*** Source records Section Begins ***

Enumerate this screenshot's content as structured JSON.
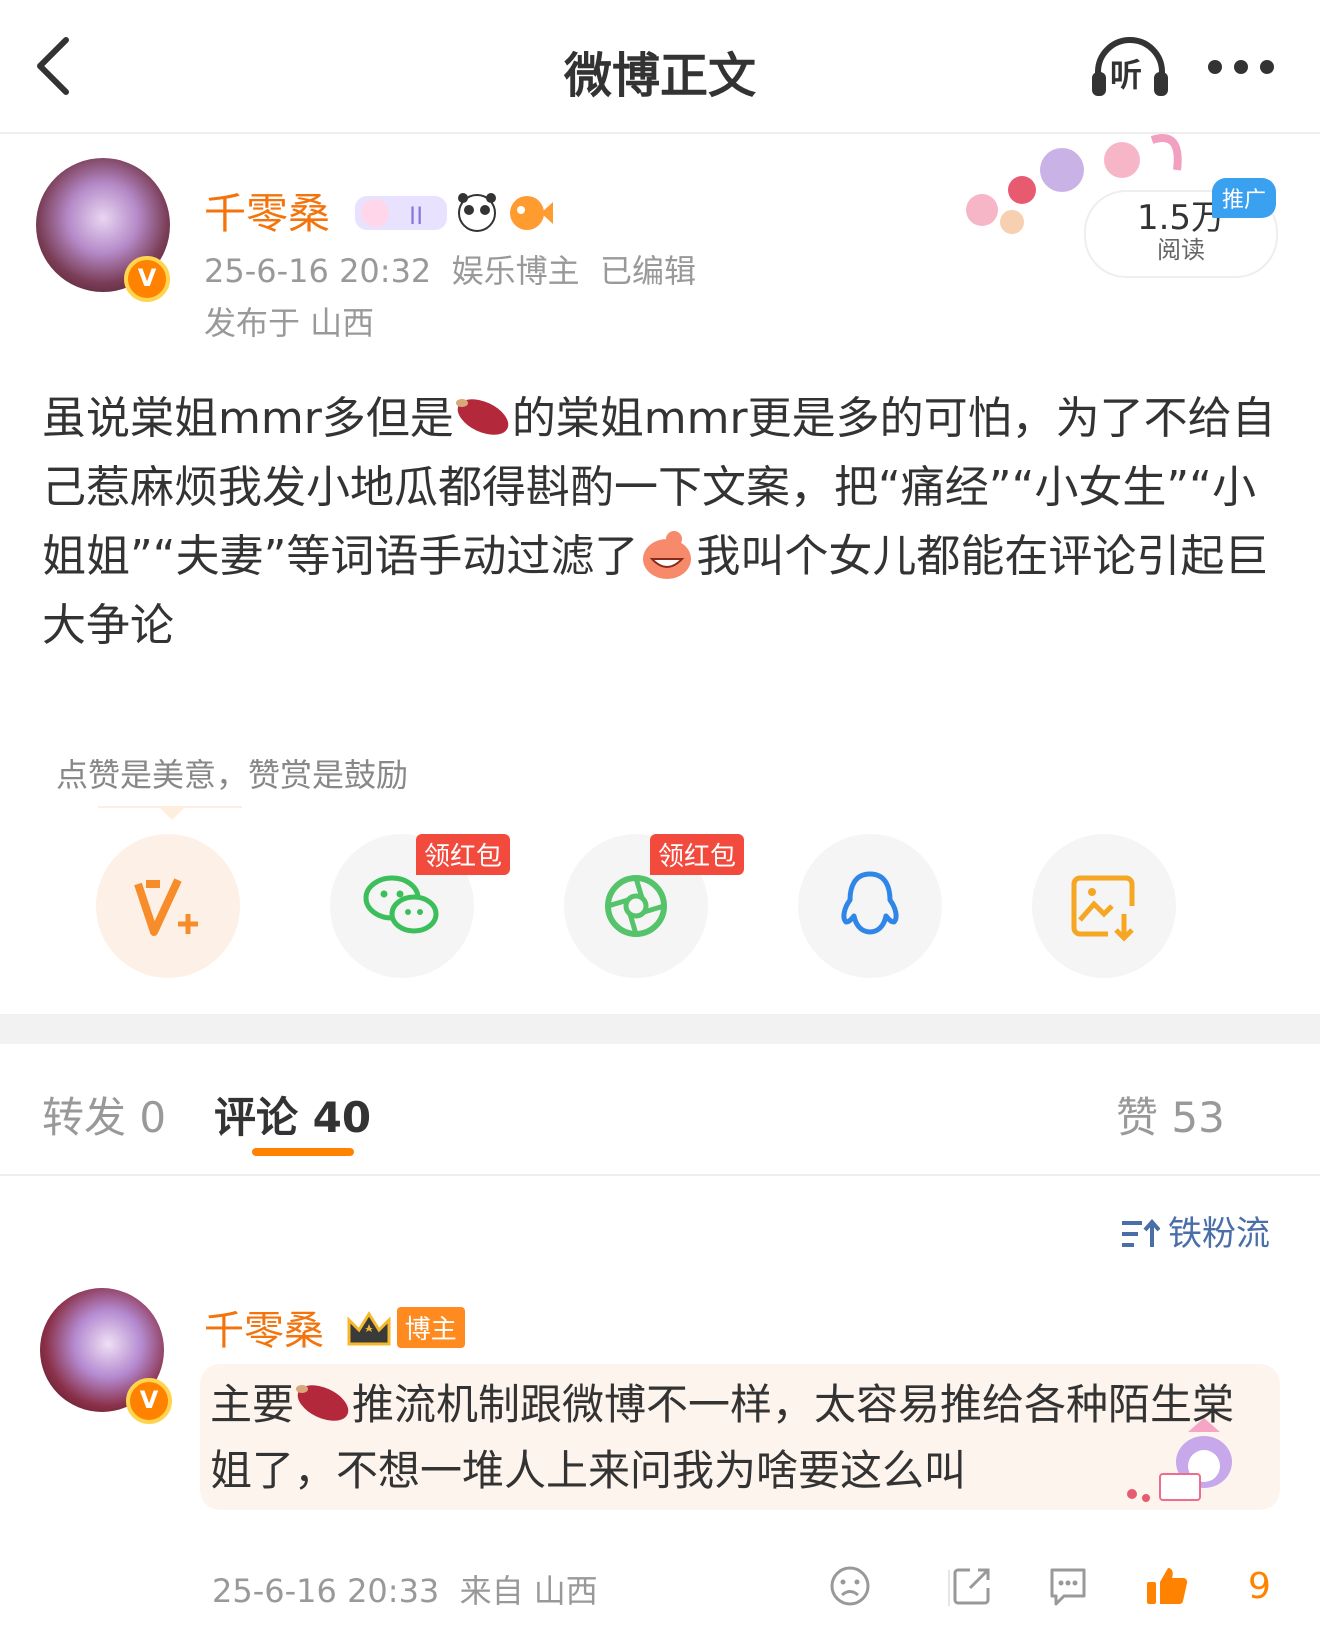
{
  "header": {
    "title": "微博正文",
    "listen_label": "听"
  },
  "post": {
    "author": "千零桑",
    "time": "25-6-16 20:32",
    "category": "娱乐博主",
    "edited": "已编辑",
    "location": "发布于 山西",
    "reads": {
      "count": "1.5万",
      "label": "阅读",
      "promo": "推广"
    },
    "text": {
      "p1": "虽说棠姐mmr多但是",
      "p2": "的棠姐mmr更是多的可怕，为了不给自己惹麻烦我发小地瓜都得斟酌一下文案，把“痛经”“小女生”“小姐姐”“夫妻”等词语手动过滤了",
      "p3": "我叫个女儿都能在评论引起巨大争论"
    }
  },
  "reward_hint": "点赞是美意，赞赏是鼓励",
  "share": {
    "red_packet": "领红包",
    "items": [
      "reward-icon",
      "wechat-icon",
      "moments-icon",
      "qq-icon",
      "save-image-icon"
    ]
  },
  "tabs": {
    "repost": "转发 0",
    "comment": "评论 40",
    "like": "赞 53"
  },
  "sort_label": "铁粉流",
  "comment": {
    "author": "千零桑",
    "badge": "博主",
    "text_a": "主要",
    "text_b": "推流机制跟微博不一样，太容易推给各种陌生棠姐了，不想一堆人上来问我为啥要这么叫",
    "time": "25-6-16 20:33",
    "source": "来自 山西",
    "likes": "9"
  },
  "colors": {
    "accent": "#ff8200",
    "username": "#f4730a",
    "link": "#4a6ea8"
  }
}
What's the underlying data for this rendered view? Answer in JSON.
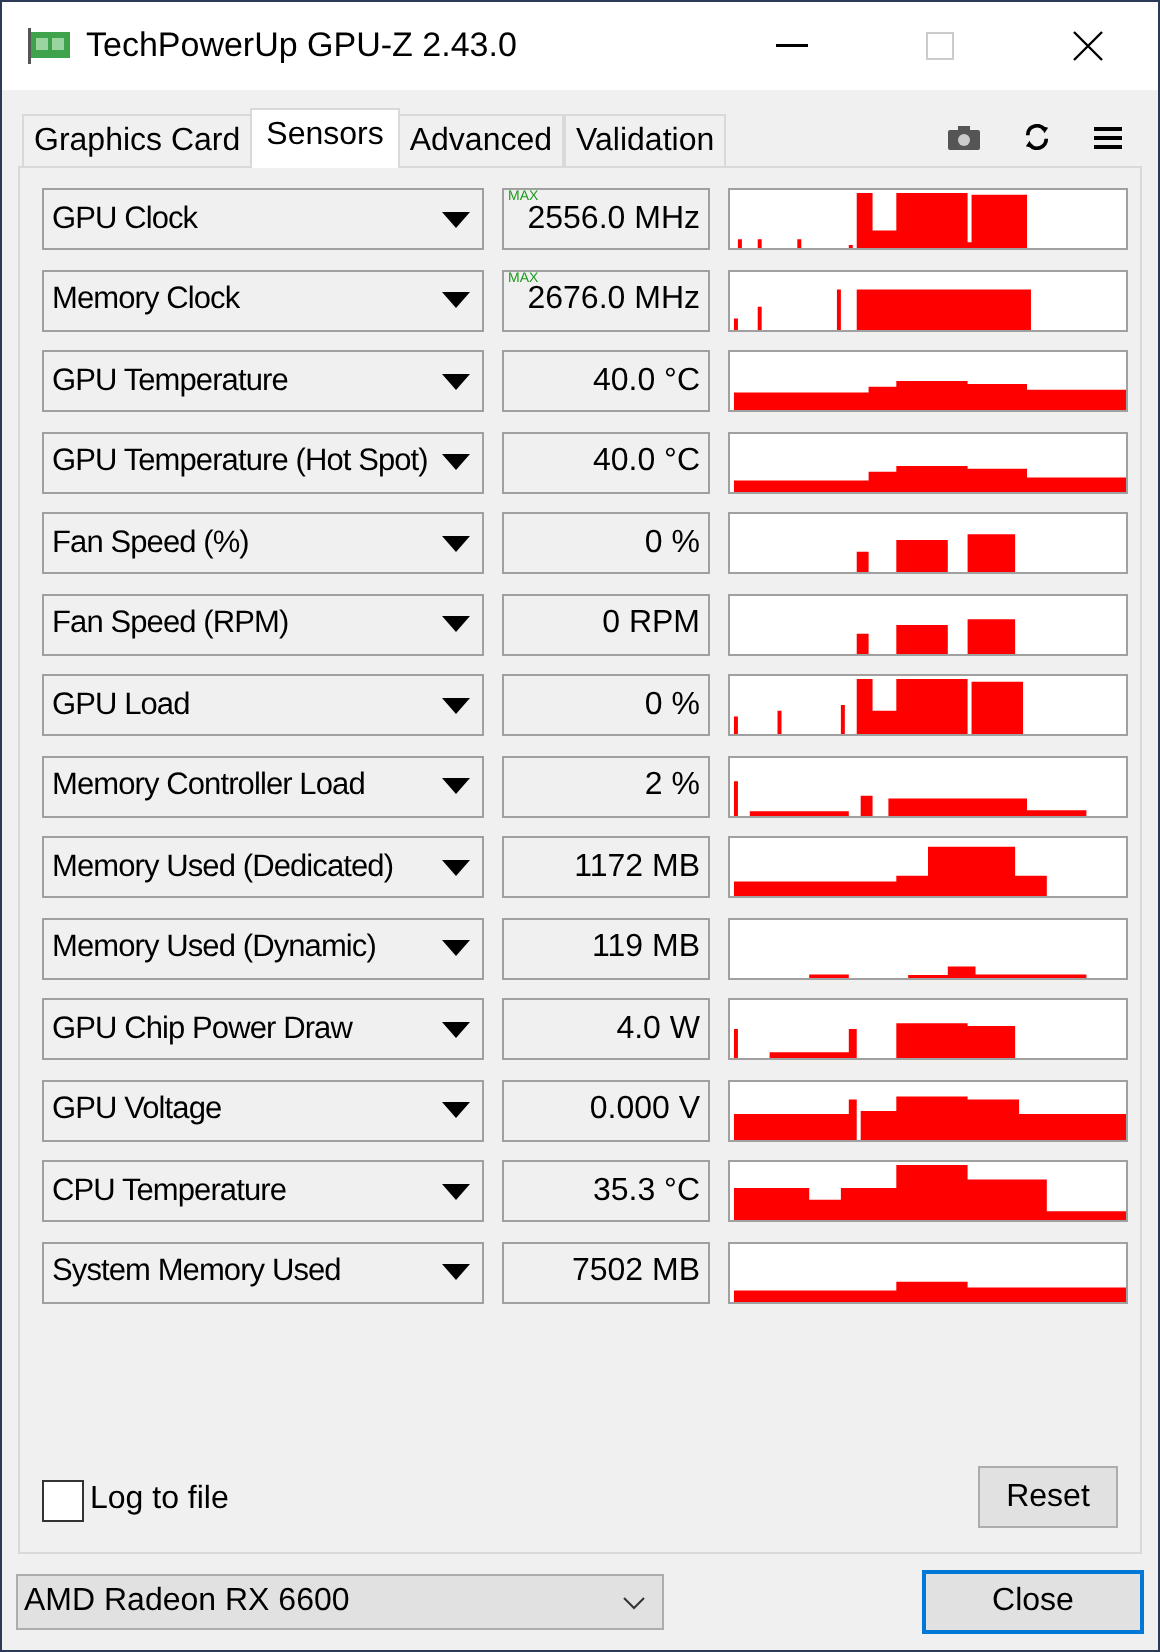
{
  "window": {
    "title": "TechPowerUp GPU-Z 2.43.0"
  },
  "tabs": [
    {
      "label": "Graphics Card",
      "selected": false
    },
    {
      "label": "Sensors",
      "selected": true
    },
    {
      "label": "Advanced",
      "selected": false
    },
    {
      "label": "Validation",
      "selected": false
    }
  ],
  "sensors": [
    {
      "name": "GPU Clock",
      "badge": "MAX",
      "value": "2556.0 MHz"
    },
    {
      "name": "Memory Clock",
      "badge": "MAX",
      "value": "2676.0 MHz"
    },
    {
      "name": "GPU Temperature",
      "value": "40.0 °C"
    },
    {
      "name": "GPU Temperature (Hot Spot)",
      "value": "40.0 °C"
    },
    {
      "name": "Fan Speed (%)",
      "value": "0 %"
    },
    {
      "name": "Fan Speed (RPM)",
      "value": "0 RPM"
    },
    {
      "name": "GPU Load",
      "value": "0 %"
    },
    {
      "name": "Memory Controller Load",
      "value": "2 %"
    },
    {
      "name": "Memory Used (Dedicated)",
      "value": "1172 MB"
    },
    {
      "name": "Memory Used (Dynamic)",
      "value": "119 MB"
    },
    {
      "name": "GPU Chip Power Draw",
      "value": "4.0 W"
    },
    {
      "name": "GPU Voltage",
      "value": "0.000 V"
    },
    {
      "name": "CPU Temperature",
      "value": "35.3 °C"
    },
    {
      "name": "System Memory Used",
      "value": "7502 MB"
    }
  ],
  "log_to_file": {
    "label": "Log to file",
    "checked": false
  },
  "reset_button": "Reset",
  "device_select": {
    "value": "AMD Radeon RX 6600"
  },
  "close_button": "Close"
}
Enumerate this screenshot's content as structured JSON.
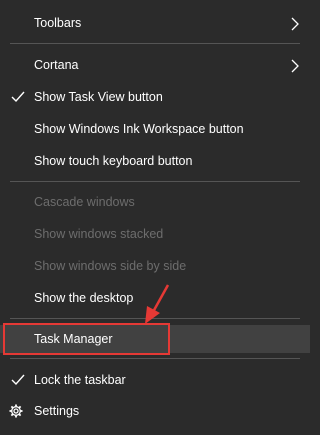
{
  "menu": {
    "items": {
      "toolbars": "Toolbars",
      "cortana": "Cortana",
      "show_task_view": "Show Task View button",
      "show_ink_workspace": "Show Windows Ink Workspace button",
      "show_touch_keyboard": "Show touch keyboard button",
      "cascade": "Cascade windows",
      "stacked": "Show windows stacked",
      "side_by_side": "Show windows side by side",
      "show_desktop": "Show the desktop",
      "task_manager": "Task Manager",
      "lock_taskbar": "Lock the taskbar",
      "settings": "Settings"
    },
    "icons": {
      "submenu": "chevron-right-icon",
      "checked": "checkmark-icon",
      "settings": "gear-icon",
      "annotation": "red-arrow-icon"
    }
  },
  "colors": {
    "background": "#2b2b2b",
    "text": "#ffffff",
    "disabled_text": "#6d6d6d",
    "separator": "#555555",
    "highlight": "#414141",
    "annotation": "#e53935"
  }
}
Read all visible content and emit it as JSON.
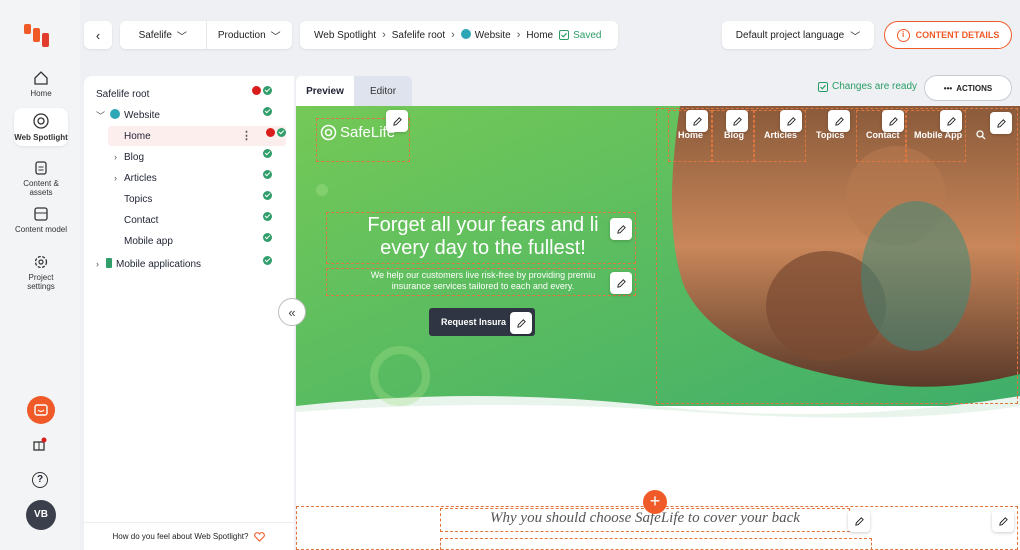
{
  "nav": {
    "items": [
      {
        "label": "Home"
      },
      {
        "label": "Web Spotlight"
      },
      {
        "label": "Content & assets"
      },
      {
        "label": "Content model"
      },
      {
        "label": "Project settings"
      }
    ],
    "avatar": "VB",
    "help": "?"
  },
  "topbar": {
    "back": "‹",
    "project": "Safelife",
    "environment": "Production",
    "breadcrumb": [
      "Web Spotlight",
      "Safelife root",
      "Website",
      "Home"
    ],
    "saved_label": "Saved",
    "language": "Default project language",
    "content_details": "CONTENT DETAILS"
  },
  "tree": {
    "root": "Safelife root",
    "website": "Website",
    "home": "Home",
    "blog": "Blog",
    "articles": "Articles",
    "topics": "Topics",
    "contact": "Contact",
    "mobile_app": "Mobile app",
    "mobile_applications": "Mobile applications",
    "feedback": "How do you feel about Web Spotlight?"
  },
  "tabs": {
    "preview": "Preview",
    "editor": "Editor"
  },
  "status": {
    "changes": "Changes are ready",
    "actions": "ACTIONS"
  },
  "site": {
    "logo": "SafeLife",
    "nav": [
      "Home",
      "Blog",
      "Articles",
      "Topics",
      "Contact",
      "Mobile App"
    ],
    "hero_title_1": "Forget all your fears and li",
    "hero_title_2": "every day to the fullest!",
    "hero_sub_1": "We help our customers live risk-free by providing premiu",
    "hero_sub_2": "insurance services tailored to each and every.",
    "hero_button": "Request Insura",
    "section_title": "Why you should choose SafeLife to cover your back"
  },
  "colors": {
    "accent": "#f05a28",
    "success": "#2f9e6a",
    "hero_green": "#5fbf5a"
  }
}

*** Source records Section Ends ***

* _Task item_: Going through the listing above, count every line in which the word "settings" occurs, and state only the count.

* _Response box_: 3